* **WORK INSTRUCTIONS**:
Find the lines in the listing below that have the word "Items" and give their count, nothing else.

----

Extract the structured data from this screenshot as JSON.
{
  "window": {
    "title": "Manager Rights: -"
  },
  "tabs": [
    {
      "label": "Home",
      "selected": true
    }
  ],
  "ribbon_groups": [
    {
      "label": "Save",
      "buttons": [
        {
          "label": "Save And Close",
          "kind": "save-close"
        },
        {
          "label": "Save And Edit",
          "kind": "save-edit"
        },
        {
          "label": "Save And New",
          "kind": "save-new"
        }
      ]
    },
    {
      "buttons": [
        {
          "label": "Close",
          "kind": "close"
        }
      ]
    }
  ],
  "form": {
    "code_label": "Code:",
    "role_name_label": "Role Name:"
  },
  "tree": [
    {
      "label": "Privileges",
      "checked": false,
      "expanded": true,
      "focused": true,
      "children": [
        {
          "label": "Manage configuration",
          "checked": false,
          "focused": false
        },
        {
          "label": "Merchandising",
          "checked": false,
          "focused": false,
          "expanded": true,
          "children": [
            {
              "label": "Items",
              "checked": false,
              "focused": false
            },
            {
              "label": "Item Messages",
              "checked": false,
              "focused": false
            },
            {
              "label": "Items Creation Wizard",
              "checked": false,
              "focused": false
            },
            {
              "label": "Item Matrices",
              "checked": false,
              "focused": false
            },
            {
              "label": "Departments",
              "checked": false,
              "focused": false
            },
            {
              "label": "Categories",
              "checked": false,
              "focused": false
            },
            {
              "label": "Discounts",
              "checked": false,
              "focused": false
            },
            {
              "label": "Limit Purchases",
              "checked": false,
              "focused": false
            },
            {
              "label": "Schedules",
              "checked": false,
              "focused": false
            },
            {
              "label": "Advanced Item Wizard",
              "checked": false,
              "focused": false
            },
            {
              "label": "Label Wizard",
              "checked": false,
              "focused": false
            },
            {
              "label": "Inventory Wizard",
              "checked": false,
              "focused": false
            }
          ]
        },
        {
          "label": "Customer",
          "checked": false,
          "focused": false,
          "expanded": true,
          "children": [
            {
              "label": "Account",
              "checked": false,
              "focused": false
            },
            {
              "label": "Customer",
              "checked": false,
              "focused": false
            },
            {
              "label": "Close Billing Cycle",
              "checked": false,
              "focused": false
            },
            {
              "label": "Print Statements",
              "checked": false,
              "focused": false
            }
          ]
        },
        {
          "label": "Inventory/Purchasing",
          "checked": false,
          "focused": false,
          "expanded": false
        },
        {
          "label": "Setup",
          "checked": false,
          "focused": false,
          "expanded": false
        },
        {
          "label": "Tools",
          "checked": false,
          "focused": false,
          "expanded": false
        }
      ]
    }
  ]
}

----

* **SOLUTION BELOW**:
2